Word tends to travel fast in a small town, but not always when it’s about something positive.
People’s efforts to improve their communities can slip under the radar, especially if the changes they make aren’t readily noticeable or publicized.
Look at the historic Foshee house in Maplesville and the group responsible for slowly saving it from perishing.
For more than a year now, a handful of ardent Maplesville residents known as the Maplesville Historical Society has campaigned for preservation and full restoration of the house—one of the town’s few historic structures still standing.
The house, which dates back to the 1800s, was so heavily damaged during the January 2012 tornados that former owner Ovid Merchant was at a loss on how to finance its repairs.
Merchant approached the town council after the storms, asking for help in saving the house, a long-time landmark on the main thoroughfare running through the heart of downtown Maplesville.
Merchant expressed his hopes that the town would take on ownership of the home and fix it.
No one blamed Merchant; after all, an aged structure facing multiple structural and cosmetic repairs that could total more than $40,000 by the end was no simple matter.

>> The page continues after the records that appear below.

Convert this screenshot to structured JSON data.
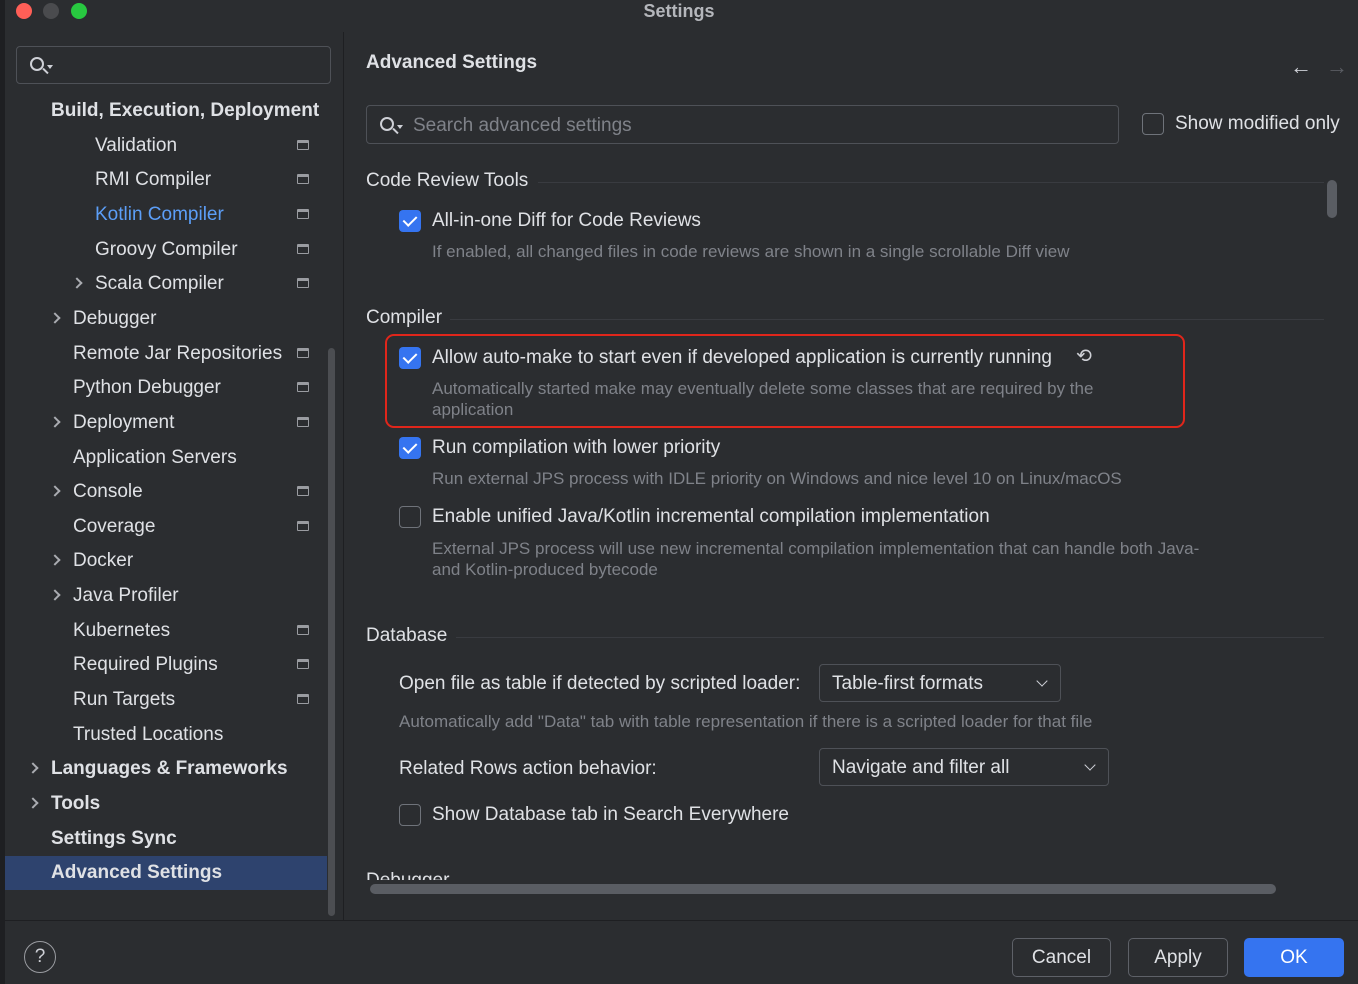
{
  "window": {
    "title": "Settings"
  },
  "sidebar": {
    "search_placeholder": "",
    "items": [
      {
        "label": "Build, Execution, Deployment",
        "level": 0,
        "bold": true,
        "expandable": false,
        "project_icon": false
      },
      {
        "label": "Validation",
        "level": 2,
        "project_icon": true
      },
      {
        "label": "RMI Compiler",
        "level": 2,
        "project_icon": true
      },
      {
        "label": "Kotlin Compiler",
        "level": 2,
        "project_icon": true,
        "active": true
      },
      {
        "label": "Groovy Compiler",
        "level": 2,
        "project_icon": true
      },
      {
        "label": "Scala Compiler",
        "level": 2,
        "project_icon": true,
        "expandable": true
      },
      {
        "label": "Debugger",
        "level": 1,
        "expandable": true
      },
      {
        "label": "Remote Jar Repositories",
        "level": 1,
        "project_icon": true
      },
      {
        "label": "Python Debugger",
        "level": 1,
        "project_icon": true
      },
      {
        "label": "Deployment",
        "level": 1,
        "project_icon": true,
        "expandable": true
      },
      {
        "label": "Application Servers",
        "level": 1
      },
      {
        "label": "Console",
        "level": 1,
        "project_icon": true,
        "expandable": true
      },
      {
        "label": "Coverage",
        "level": 1,
        "project_icon": true
      },
      {
        "label": "Docker",
        "level": 1,
        "expandable": true
      },
      {
        "label": "Java Profiler",
        "level": 1,
        "expandable": true
      },
      {
        "label": "Kubernetes",
        "level": 1,
        "project_icon": true
      },
      {
        "label": "Required Plugins",
        "level": 1,
        "project_icon": true
      },
      {
        "label": "Run Targets",
        "level": 1,
        "project_icon": true
      },
      {
        "label": "Trusted Locations",
        "level": 1
      },
      {
        "label": "Languages & Frameworks",
        "level": 0,
        "bold": true,
        "expandable": true
      },
      {
        "label": "Tools",
        "level": 0,
        "bold": true,
        "expandable": true
      },
      {
        "label": "Settings Sync",
        "level": 0,
        "bold": true
      },
      {
        "label": "Advanced Settings",
        "level": 0,
        "bold": true,
        "selected": true
      }
    ]
  },
  "main": {
    "title": "Advanced Settings",
    "search_placeholder": "Search advanced settings",
    "show_modified_label": "Show modified only",
    "show_modified_checked": false,
    "sections": {
      "code_review": {
        "title": "Code Review Tools",
        "opt1": {
          "label": "All-in-one Diff for Code Reviews",
          "checked": true,
          "desc": "If enabled, all changed files in code reviews are shown in a single scrollable Diff view"
        }
      },
      "compiler": {
        "title": "Compiler",
        "opt1": {
          "label": "Allow auto-make to start even if developed application is currently running",
          "checked": true,
          "desc": "Automatically started make may eventually delete some classes that are required by the application",
          "modified": true
        },
        "opt2": {
          "label": "Run compilation with lower priority",
          "checked": true,
          "desc": "Run external JPS process with IDLE priority on Windows and nice level 10 on Linux/macOS"
        },
        "opt3": {
          "label": "Enable unified Java/Kotlin incremental compilation implementation",
          "checked": false,
          "desc": "External JPS process will use new incremental compilation implementation that can handle both Java- and Kotlin-produced bytecode"
        }
      },
      "database": {
        "title": "Database",
        "open_file_label": "Open file as table if detected by scripted loader:",
        "open_file_value": "Table-first formats",
        "open_file_desc": "Automatically add \"Data\" tab with table representation if there is a scripted loader for that file",
        "related_rows_label": "Related Rows action behavior:",
        "related_rows_value": "Navigate and filter all",
        "show_db_tab_label": "Show Database tab in Search Everywhere",
        "show_db_tab_checked": false
      },
      "next_cutoff_title": "Debugger"
    }
  },
  "footer": {
    "help": "?",
    "cancel": "Cancel",
    "apply": "Apply",
    "ok": "OK"
  },
  "colors": {
    "background": "#2b2d30",
    "accent": "#3574f0",
    "highlight_border": "#e0261b",
    "active_link": "#5c9ef7",
    "selection": "#2e436e"
  }
}
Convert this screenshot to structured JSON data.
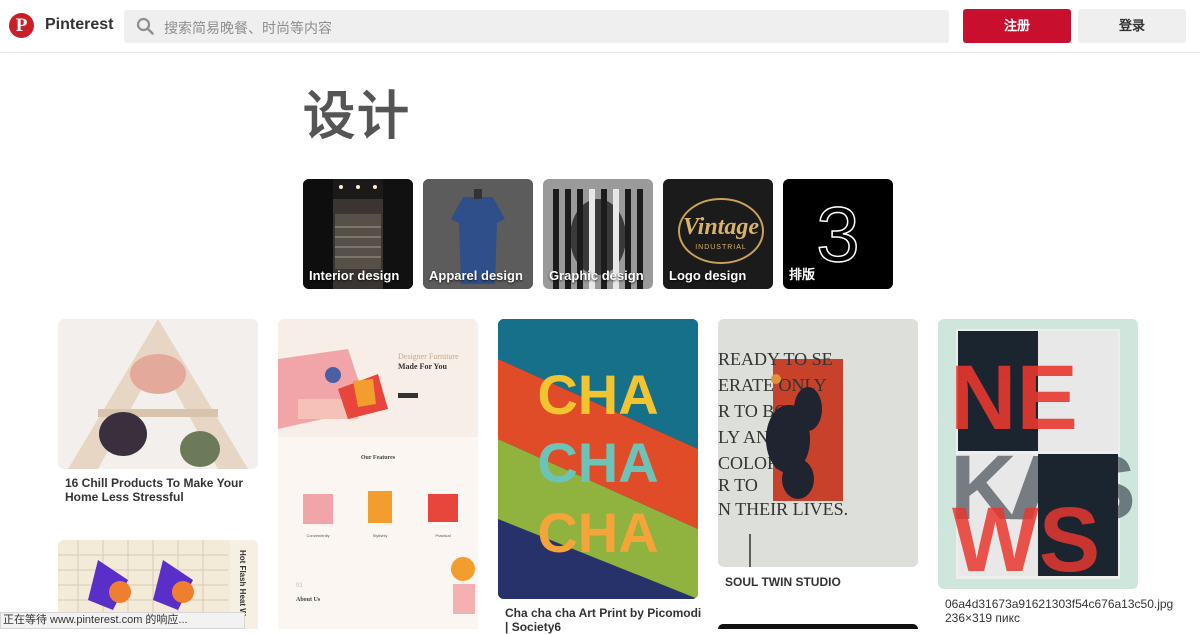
{
  "header": {
    "brand": "Pinterest",
    "search_placeholder": "搜索简易晚餐、时尚等内容",
    "signup_label": "注册",
    "login_label": "登录"
  },
  "page": {
    "title": "设计"
  },
  "categories": [
    {
      "label": "Interior design"
    },
    {
      "label": "Apparel design"
    },
    {
      "label": "Graphic design"
    },
    {
      "label": "Logo design"
    },
    {
      "label": "排版"
    }
  ],
  "pins": {
    "col1_pin1_caption": "16 Chill Products To Make Your Home Less Stressful",
    "col2_pin1_text": {
      "heading": "Designer Furniture",
      "subheading": "Made For You",
      "features": "Our Features",
      "f1": "Conveniently",
      "f2": "Stylishly",
      "f3": "Practical",
      "about": "About Us",
      "num": "01"
    },
    "col3_pin1_caption": "Cha cha cha Art Print by Picomodi | Society6",
    "col3_pin1_art": [
      "CHA",
      "CHA",
      "CHA"
    ],
    "col4_pin1_caption": "SOUL TWIN STUDIO",
    "col4_pin1_art": [
      "READY TO SE",
      "ERATE ONLY",
      "R TO BOBY",
      "LY AND",
      "COLOR",
      "R TO",
      "N THEIR LIVES."
    ],
    "col5_pin1_caption": "06a4d31673a91621303f54c676a13c50.jpg 236×319 пикс",
    "col5_pin1_art": [
      "NE",
      "AS",
      "KA",
      "WS"
    ],
    "col1_pin2_side": "Hot Flash Heat Wave"
  },
  "logo_art": {
    "word": "Vintage",
    "sub": "INDUSTRIAL",
    "digit": "3"
  },
  "status": {
    "text": "正在等待 www.pinterest.com 的响应..."
  },
  "colors": {
    "brand_red": "#c8102e",
    "button_gray": "#efefef"
  }
}
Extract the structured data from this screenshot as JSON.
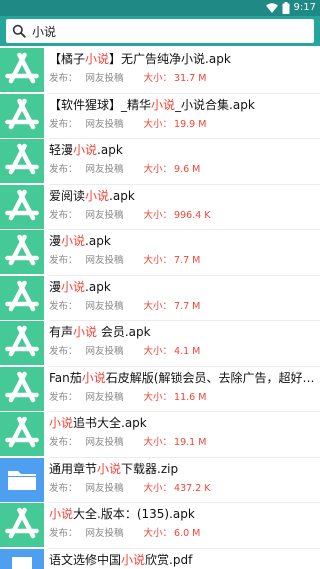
{
  "status": {
    "time": "9:17"
  },
  "search": {
    "query": "小说"
  },
  "labels": {
    "publish": "发布：",
    "size": "大小："
  },
  "items": [
    {
      "pre": "【橘子",
      "hl": "小说",
      "post": "】无广告纯净小说.apk",
      "source": "网友投稿",
      "size": "31.7 M",
      "icon": "app-store-icon"
    },
    {
      "pre": "【软件猩球】_精华",
      "hl": "小说",
      "post": "_小说合集.apk",
      "source": "网友投稿",
      "size": "19.9 M",
      "icon": "app-store-icon"
    },
    {
      "pre": "轻漫",
      "hl": "小说",
      "post": ".apk",
      "source": "网友投稿",
      "size": "9.6 M",
      "icon": "app-store-icon"
    },
    {
      "pre": "爱阅读",
      "hl": "小说",
      "post": ".apk",
      "source": "网友投稿",
      "size": "996.4 K",
      "icon": "app-store-icon"
    },
    {
      "pre": "漫",
      "hl": "小说",
      "post": ".apk",
      "source": "网友投稿",
      "size": "7.7 M",
      "icon": "app-store-icon"
    },
    {
      "pre": "漫",
      "hl": "小说",
      "post": ".apk",
      "source": "网友投稿",
      "size": "7.7 M",
      "icon": "app-store-icon"
    },
    {
      "pre": "有声",
      "hl": "小说",
      "post": " 会员.apk",
      "source": "网友投稿",
      "size": "4.1 M",
      "icon": "app-store-icon"
    },
    {
      "pre": "Fan茄",
      "hl": "小说",
      "post": "石皮解版(解锁会员、去除广告，超好用能听、...",
      "source": "网友投稿",
      "size": "11.6 M",
      "icon": "app-store-icon"
    },
    {
      "pre": "",
      "hl": "小说",
      "post": "追书大全.apk",
      "source": "网友投稿",
      "size": "19.1 M",
      "icon": "app-store-icon"
    },
    {
      "pre": "通用章节",
      "hl": "小说",
      "post": "下载器.zip",
      "source": "网友投稿",
      "size": "437.2 K",
      "icon": "folder-icon"
    },
    {
      "pre": "",
      "hl": "小说",
      "post": "大全.版本：(135).apk",
      "source": "网友投稿",
      "size": "6.0 M",
      "icon": "app-store-icon"
    },
    {
      "pre": "语文选修中国",
      "hl": "小说",
      "post": "欣赏.pdf",
      "source": "",
      "size": "",
      "icon": "document-icon"
    }
  ]
}
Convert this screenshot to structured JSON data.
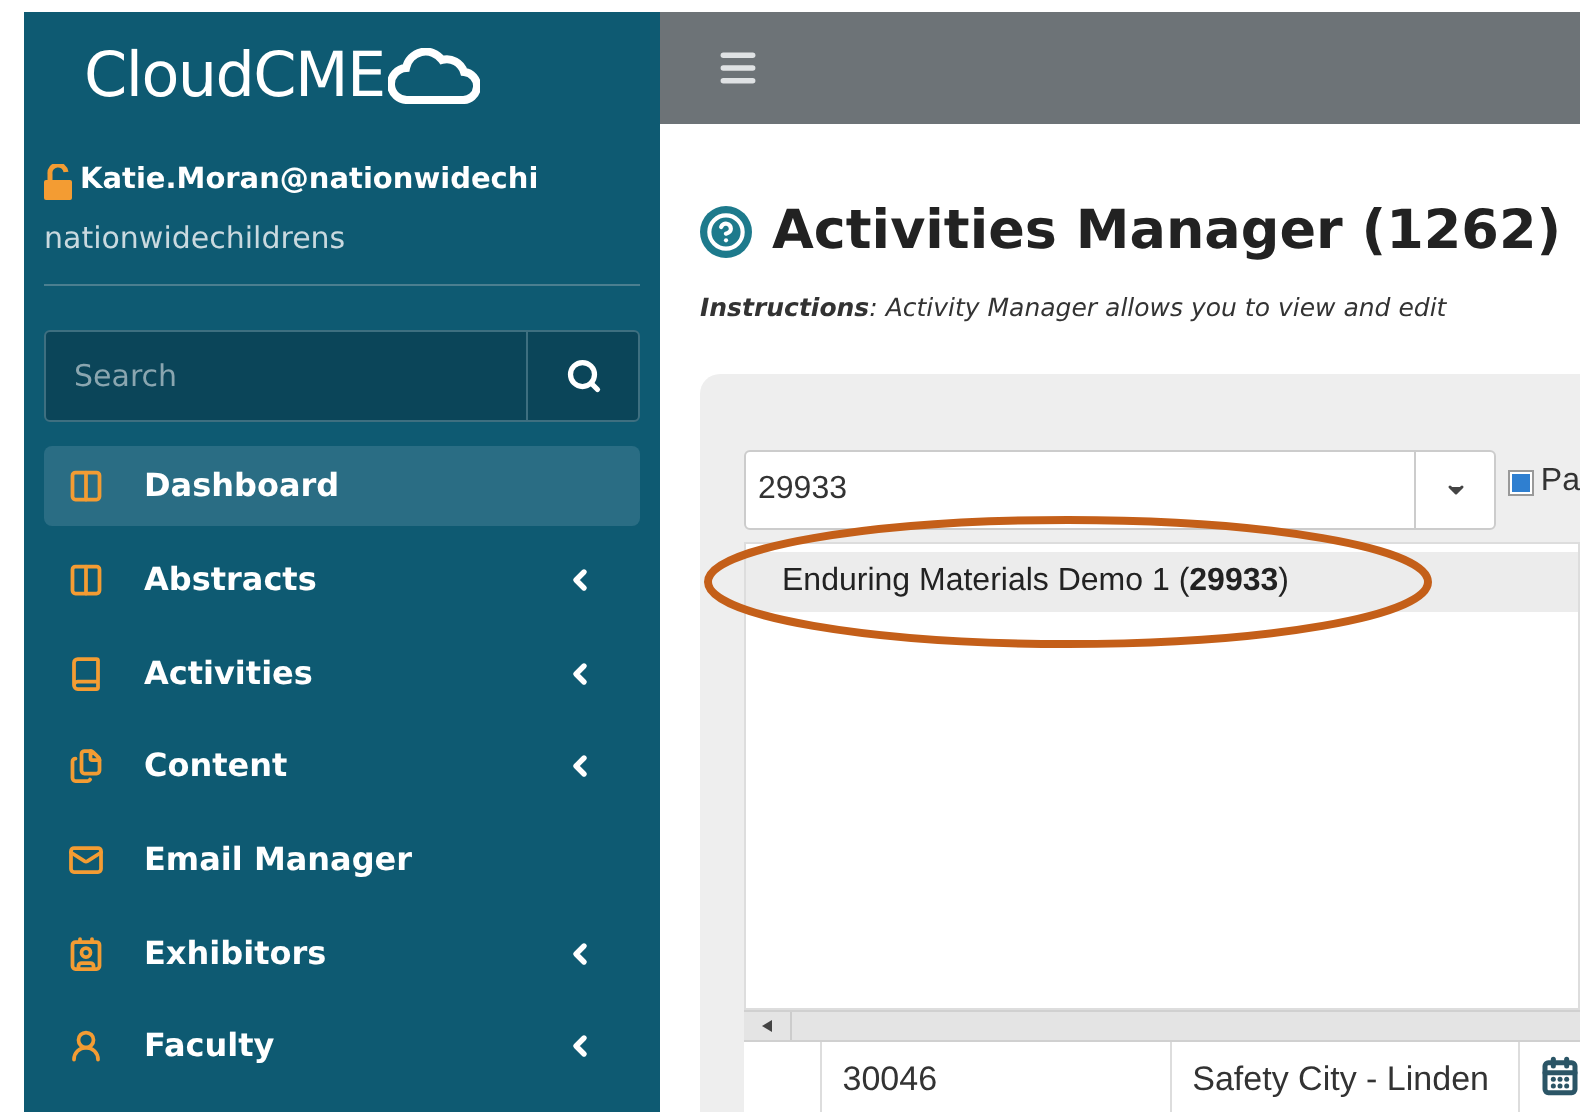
{
  "sidebar": {
    "logo": "CloudCME",
    "user": {
      "email": "Katie.Moran@nationwidechi",
      "org": "nationwidechildrens"
    },
    "search": {
      "placeholder": "Search"
    },
    "items": [
      {
        "label": "Dashboard",
        "kind": "columns",
        "selected": true,
        "submenu": false
      },
      {
        "label": "Abstracts",
        "kind": "columns",
        "selected": false,
        "submenu": true
      },
      {
        "label": "Activities",
        "kind": "book",
        "selected": false,
        "submenu": true
      },
      {
        "label": "Content",
        "kind": "files",
        "selected": false,
        "submenu": true
      },
      {
        "label": "Email Manager",
        "kind": "mail",
        "selected": false,
        "submenu": false
      },
      {
        "label": "Exhibitors",
        "kind": "contact",
        "selected": false,
        "submenu": true
      },
      {
        "label": "Faculty",
        "kind": "person",
        "selected": false,
        "submenu": true
      }
    ]
  },
  "page": {
    "title": "Activities Manager (1262)",
    "instructions": "**Instructions**: Activity Manager allows you to view and edit",
    "combo": {
      "value": "29933"
    },
    "checkbox": {
      "label": "Pa",
      "checked": true
    },
    "options": [
      {
        "text": "Enduring Materials Demo 1 (**29933**)",
        "selected": true
      }
    ],
    "row": [
      "30046",
      "Safety City - Linden"
    ]
  }
}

The historical society could see the potential of a successful Foshee house restoration project, if only the council saw it as well and voted in favor of town ownership.
After much thought and discussion, the council agreed to assume ownership of the house from Merchant, keeping in mind the historical society’s offer to raise money needed to cover costs of restoring the residence to its former glory.
Clem Clapp, Joel Atchison, Wayne Arnold and other historical society members have, and plan to continue to, funnel as many resources as they can into fundraising, repair projects and general support for the house.
They, along with council members and town employees, are responsible for the “grassroots” effort to revitalize the house, a structure some might have discounted as a waste of time and money.
It is far from that. One historical society member told me he could envision the house being used as a family’s full-time residence, or even a bed and breakfast, once it is finished.
The historical society has already raised about $17,000 worth of funds used to cover repairs.
After receiving a series of temporary patches and donning a blue FEMA tarp for months, the house was capped with a brand-new roof last month.
I say all of this to say these people deserve credit for the work they are doing to save something they hold dear.
Progress might be slow and changes not immediately evident in passing, but they are doing their community a great service by giving it back a house that has become part of their town’s heritage and identity.
Emily Beckett is a staff writer for The Clanton Advertiser. She can be reached at email@example.com.